EXERCISE GOAL - One line at a time, check the entries below for the word "title", and copy each line that has it.

(App and web page records)
>>>>>
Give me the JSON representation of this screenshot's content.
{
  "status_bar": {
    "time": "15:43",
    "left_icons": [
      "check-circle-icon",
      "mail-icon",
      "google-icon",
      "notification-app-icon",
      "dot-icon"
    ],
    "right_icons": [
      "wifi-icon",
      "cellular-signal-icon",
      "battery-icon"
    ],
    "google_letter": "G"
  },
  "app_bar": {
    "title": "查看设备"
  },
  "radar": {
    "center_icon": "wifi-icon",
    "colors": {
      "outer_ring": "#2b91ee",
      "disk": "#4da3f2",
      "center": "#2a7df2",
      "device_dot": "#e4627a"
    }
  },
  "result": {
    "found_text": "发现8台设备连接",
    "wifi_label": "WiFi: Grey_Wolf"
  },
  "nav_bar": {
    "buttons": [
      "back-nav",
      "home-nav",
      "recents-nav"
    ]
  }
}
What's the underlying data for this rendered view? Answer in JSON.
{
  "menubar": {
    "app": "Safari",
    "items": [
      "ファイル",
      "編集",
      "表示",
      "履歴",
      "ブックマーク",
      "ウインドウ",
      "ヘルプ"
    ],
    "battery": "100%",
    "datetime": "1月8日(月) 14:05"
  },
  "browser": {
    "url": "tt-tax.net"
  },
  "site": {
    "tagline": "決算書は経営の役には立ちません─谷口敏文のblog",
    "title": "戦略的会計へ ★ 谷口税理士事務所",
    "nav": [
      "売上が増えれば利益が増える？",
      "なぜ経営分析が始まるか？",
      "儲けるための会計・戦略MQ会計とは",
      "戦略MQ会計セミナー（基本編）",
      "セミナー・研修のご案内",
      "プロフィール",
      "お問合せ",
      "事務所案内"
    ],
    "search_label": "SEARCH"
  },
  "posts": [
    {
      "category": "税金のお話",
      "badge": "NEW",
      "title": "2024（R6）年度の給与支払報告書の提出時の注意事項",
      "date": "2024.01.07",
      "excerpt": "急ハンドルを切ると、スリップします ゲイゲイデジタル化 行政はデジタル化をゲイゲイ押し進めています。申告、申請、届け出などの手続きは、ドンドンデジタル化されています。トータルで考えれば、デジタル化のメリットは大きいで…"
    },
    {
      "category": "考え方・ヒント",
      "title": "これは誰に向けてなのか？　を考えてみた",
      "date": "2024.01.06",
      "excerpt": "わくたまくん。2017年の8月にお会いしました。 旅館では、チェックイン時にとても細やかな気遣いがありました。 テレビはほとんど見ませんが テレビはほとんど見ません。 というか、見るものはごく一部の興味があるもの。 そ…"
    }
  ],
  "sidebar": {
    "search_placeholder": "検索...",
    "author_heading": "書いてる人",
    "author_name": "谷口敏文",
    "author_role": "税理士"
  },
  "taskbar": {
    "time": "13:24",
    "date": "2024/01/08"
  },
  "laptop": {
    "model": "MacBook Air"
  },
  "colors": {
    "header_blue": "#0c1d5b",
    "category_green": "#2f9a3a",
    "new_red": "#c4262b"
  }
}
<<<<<
EXERCISE RESPONSE -
    "title": "查看设备"
    "title": "戦略的会計へ ★ 谷口税理士事務所",
      "title": "2024（R6）年度の給与支払報告書の提出時の注意事項",
      "title": "これは誰に向けてなのか？　を考えてみた",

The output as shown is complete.